A good portion of new stores are slated for smaller towns and cities where demand is beginning to take off as income levels and spending habits pick up.
JFL has taken steps to expand the Dominos menu, adding variety as well as distinguishing items such as its choco-lava cake. Though pricing may not be given the ‘affordable' tag, it is below that of closest competitor, Pizza Hut. More importantly, Dominos commands sizeable brand recall and majority market share in the pizza home delivery segment.
Growth in terms of volume and sales has been healthy. From an annual 8.99 million pizzas sold in FY-07, volumes have jumped to 21.74 million in FY-09. Sales, therefore, recorded a 42 per cent three-year compounded annual growth, while net profits grew 49 per cent.
A centralised sourcing and distribution system in four centres across the country, combined with back-end facilities in smaller cities, has largely aided operating margins. Dedicated transport fleet and cold-chain systems allow efficient distribution; inventory turnover period is less than a week. Operating margin has been at 13 per cent in FY-07 to FY-09, it further improved to 16 per cent in the first half of FY-10 on account of controls in manufacturing costs.
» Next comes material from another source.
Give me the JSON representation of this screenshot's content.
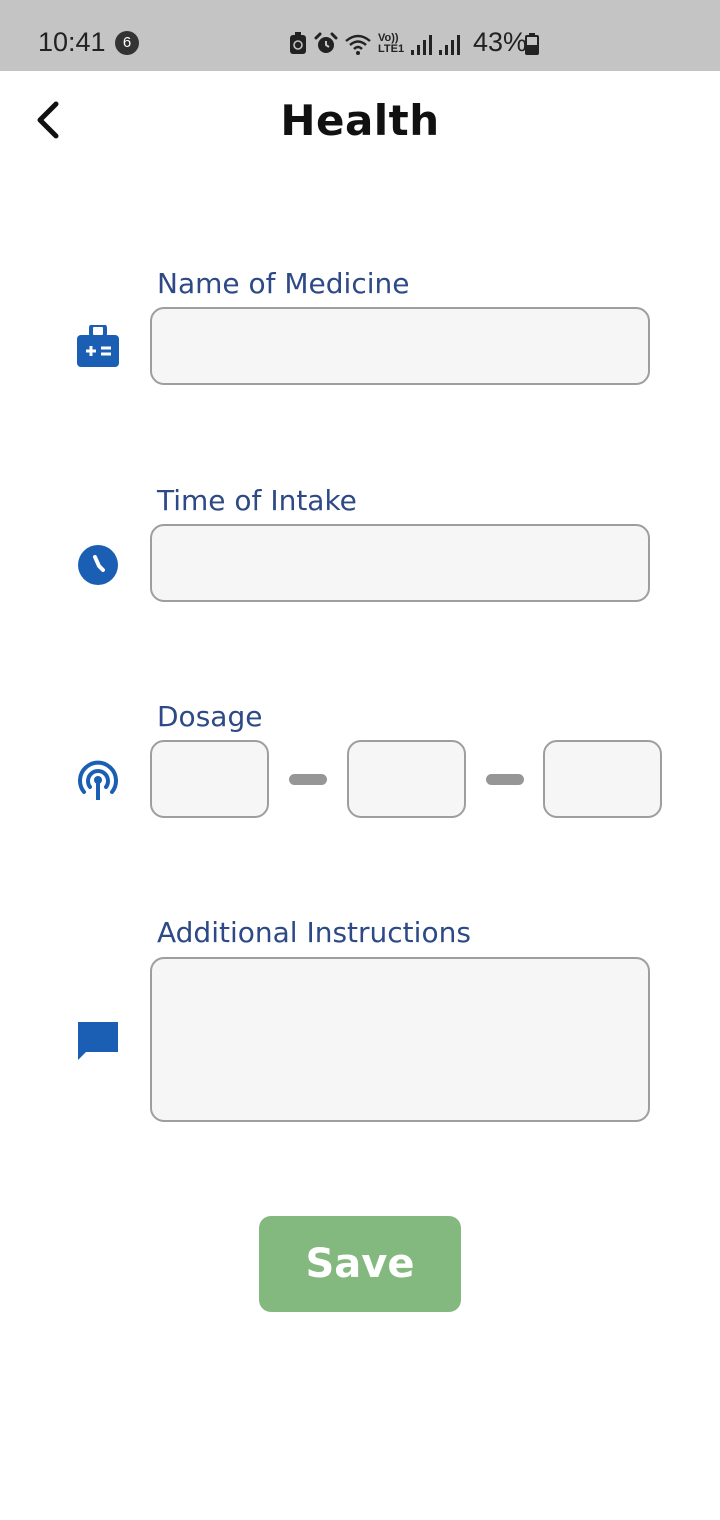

Of the Rs 58 crore of the offer that goes to JFL, Rs 35 crore is marked for repayment of debt. With a pre-issue debt-equity ratio of 2.4 times (Sept '09), repayment will help bring this ratio down to 1.2 times, post-issue. Interest costs have hitherto been the biggest dampener on margins, cutting net profit margins to 4 per cent in FY-08 and further to 2 per cent in FY-09. In this backdrop, the company is unlikely to use capital raised to fund expansion of outlets. It has previously bankrolled expansion through a combination of internal accruals and debt.
Despite the positive picture presented by JFL, there are a good many risks. For one, with a good portion of the offer proceeds not flowing into the company, should debt be taken on in the future to fund expansion, it could reduce margins and constrain cash flows.
Two, JFL has an accumulated loss of Rs 62.3 crore as of September 2009, against average yearly profits of about Rs 6 crore, , precluding dividend payouts in initial years after listing.. Once losses are written off, the company would face increased taxes, squeezing net margins.
Three, going forward, inflationary pressures could lead to raw material cost increases. Margins, thus, could slip, else JFL may increase retail prices of its products, which could hurt sales.
Current assets, including cash, also do not cover dues to sundry creditors. Of the capital raised that accrues to JFL, almost 40 per cent goes towards issue expenses and general corporate purposes which may be varied and difficult to ascertain.
Dominos Pizza, while enjoying brand equity in the door-delivery segment, still faces tough competition from dine-in eateries, other national lower-priced fast-food chains such as McDonalds, KFC and so on, besides small, local eateries.
These factors, therefore, argue against paying premium valuations for this offer. It may thus be avoided, but price corrections post-listing bringing about more reasonable valuations may be used to enter what is an attractive business with no other listed competitor.
The issue is open from January 16 to 18. On offer are 22,670,447 shares, of which 4,000,000 shares are a fresh issue. Kotak Mahindra is the lead manager.